● **Task prompt**:
Your answer should consist of the lines holding "options", copied from the material below.
========
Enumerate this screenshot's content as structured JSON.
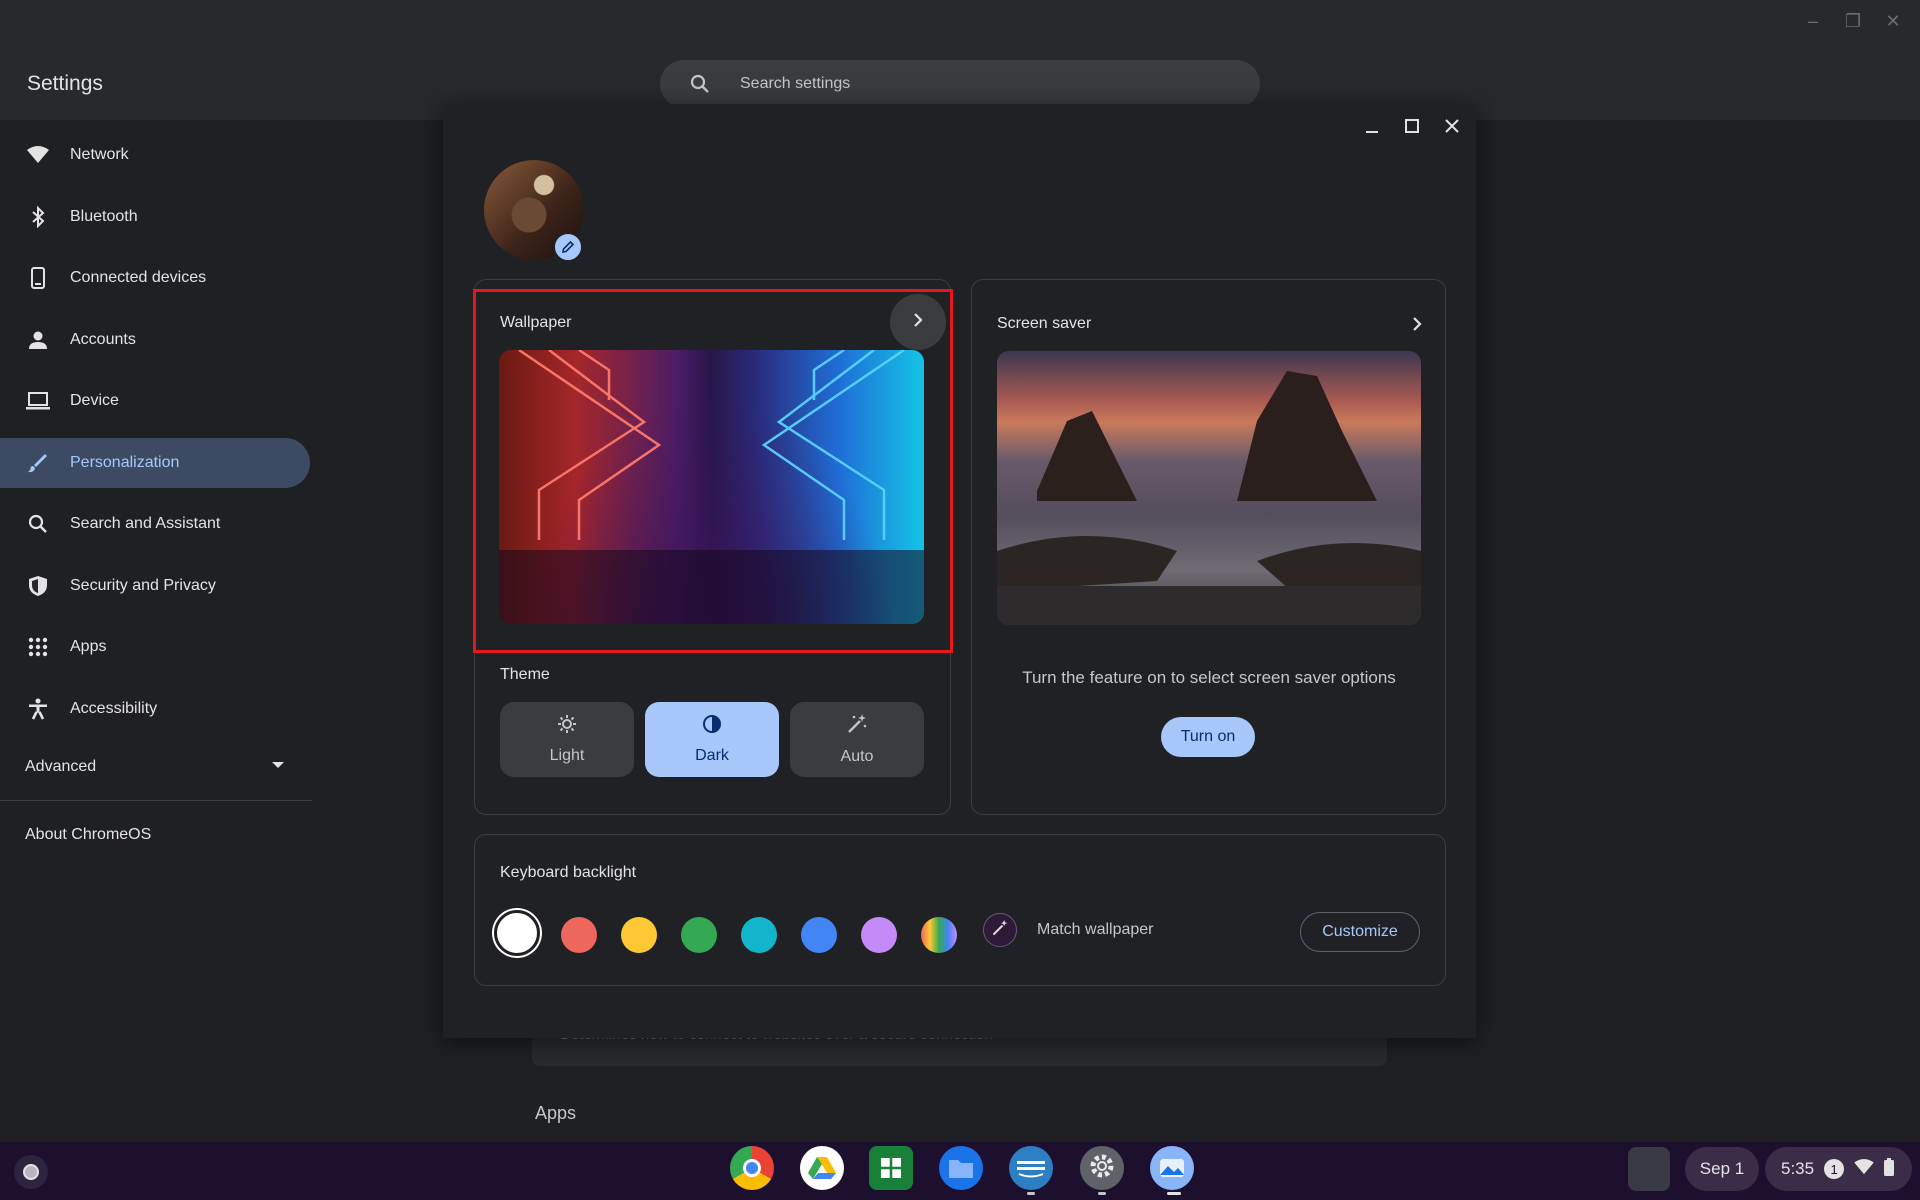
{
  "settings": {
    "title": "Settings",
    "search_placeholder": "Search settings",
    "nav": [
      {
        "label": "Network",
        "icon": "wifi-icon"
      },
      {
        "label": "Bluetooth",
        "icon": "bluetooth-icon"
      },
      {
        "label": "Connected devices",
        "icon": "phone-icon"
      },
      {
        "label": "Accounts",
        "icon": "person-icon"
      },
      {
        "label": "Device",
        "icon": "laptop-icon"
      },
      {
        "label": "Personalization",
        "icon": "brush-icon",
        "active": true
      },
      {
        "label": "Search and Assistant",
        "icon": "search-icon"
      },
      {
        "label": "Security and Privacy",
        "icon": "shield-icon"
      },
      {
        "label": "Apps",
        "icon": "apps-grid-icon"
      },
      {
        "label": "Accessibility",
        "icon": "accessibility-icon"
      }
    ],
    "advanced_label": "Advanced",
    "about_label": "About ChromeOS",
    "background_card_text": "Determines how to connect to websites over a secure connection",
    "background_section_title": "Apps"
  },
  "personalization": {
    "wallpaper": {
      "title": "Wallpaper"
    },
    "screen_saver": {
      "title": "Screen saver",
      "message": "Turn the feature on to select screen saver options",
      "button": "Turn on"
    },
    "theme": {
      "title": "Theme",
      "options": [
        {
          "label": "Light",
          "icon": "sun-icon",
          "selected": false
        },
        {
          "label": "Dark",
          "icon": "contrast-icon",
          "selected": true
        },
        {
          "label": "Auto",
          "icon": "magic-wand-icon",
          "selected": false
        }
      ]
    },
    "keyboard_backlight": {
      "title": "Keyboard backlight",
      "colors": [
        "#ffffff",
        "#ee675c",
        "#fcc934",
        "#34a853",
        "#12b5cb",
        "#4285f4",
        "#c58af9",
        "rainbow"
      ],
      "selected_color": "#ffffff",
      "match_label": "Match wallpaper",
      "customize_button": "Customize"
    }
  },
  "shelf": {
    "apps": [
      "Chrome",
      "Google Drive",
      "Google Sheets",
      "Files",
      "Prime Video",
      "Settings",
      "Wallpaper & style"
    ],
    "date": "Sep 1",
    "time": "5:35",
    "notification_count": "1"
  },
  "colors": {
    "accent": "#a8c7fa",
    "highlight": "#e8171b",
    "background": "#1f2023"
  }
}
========
● **Output**:
      "message": "Turn the feature on to select screen saver options",
      "options": [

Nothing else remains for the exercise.